TASK STATEMENT >>
All of the records below need to be written out exactly, but without the pictures.

ENTRIES PROVIDED >>
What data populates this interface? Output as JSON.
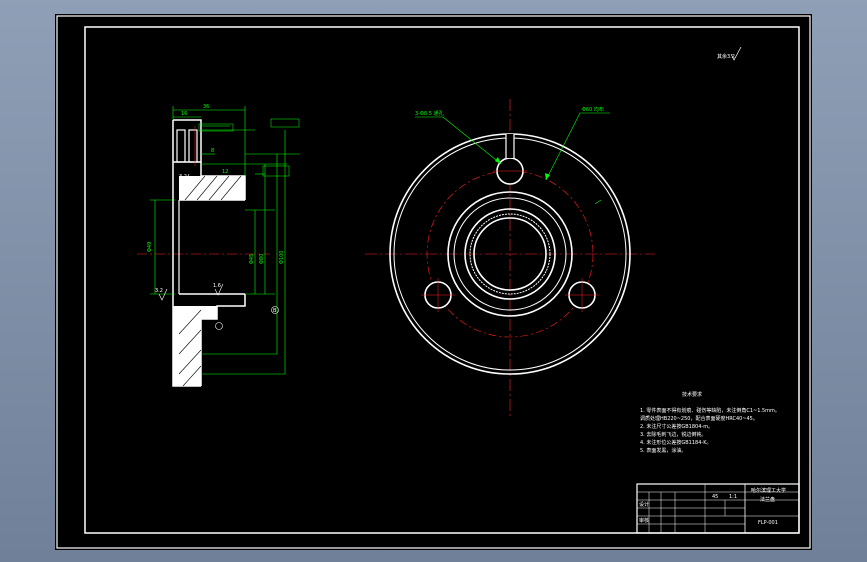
{
  "colors": {
    "background": "#000000",
    "outline": "#ffffff",
    "centerline": "#ff2020",
    "dimension": "#00ff00",
    "section_fill": "#ffffff"
  },
  "roughness_mark": "其余3.2",
  "front_view": {
    "callout_hole": "3-Φ8.5 通孔",
    "callout_pcd": "Φ60 均布"
  },
  "section_view": {
    "dim_top": "36",
    "dim_a": "16",
    "dim_b": "8",
    "dim_hub": "12",
    "dim_d1": "Φ49",
    "dim_d2": "Φ45",
    "dim_d3": "Φ80",
    "dim_d4": "Φ100",
    "rough_a": "3.2",
    "rough_b": "3.2",
    "rough_c": "1.6",
    "datum": "B"
  },
  "tech_requirements": {
    "title": "技术要求",
    "lines": [
      "1. 零件表面不得有划痕、碰伤等缺陷，未注倒角C1~1.5mm。",
      "   调质处理HB220~250，配合表面硬度HRC40~45。",
      "2. 未注尺寸公差按GB1804-m。",
      "3. 去除毛刺飞边，锐边倒钝。",
      "4. 未注形位公差按GB1184-K。",
      "5. 表面发黑，涂油。"
    ]
  },
  "title_block": {
    "material": "45",
    "scale": "1:1",
    "school": "哈尔滨理工大学",
    "part_name": "法兰盘",
    "drawing_no": "FLP-001",
    "designer": "设计",
    "checker": "审核"
  }
}
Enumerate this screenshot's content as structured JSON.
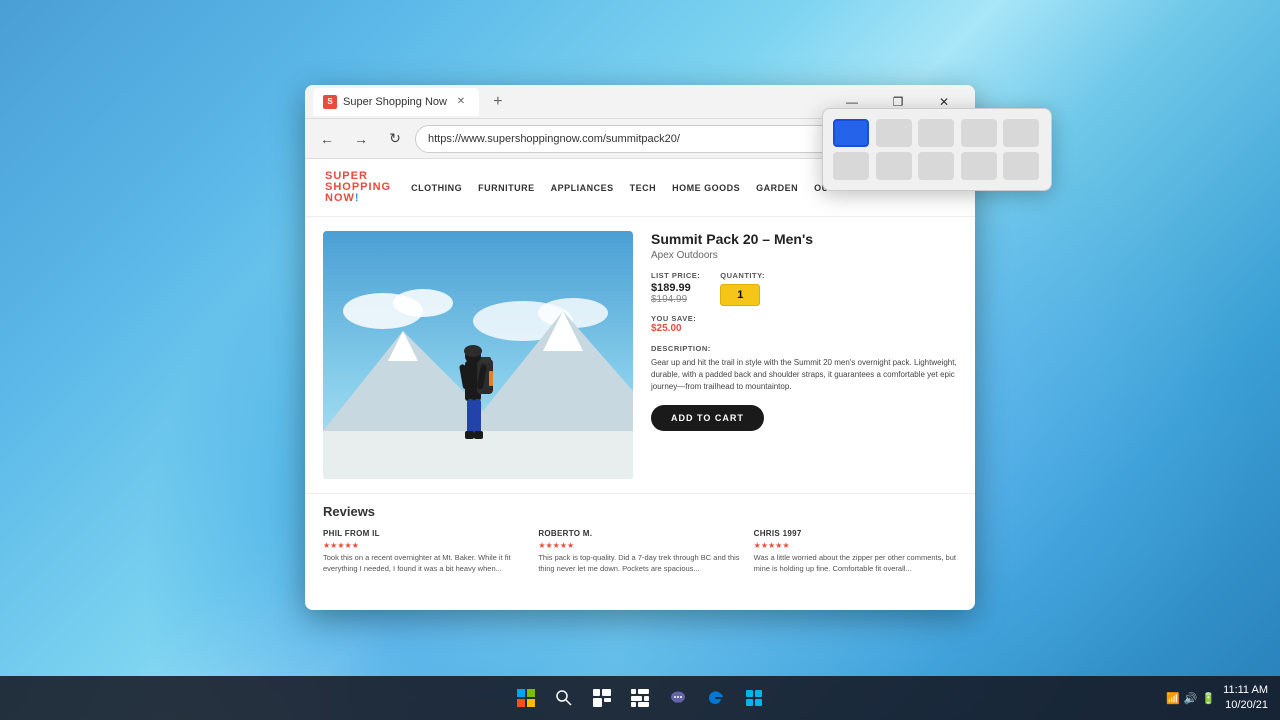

WRITTEN RESPONSE >>
What data populates this interface? Output as JSON.
{
  "colors": {
    "background": "#000000",
    "outline": "#ffffff",
    "centerline": "#ff2020",
    "dimension": "#00ff00",
    "section_fill": "#ffffff"
  },
  "roughness_mark": "其余3.2",
  "front_view": {
    "callout_hole": "3-Φ8.5 通孔",
    "callout_pcd": "Φ60 均布"
  },
  "section_view": {
    "dim_top": "36",
    "dim_a": "16",
    "dim_b": "8",
    "dim_hub": "12",
    "dim_d1": "Φ49",
    "dim_d2": "Φ45",
    "dim_d3": "Φ80",
    "dim_d4": "Φ100",
    "rough_a": "3.2",
    "rough_b": "3.2",
    "rough_c": "1.6",
    "datum": "B"
  },
  "tech_requirements": {
    "title": "技术要求",
    "lines": [
      "1. 零件表面不得有划痕、碰伤等缺陷，未注倒角C1~1.5mm。",
      "   调质处理HB220~250，配合表面硬度HRC40~45。",
      "2. 未注尺寸公差按GB1804-m。",
      "3. 去除毛刺飞边，锐边倒钝。",
      "4. 未注形位公差按GB1184-K。",
      "5. 表面发黑，涂油。"
    ]
  },
  "title_block": {
    "material": "45",
    "scale": "1:1",
    "school": "哈尔滨理工大学",
    "part_name": "法兰盘",
    "drawing_no": "FLP-001",
    "designer": "设计",
    "checker": "审核"
  }
}
Enumerate this screenshot's content as structured JSON.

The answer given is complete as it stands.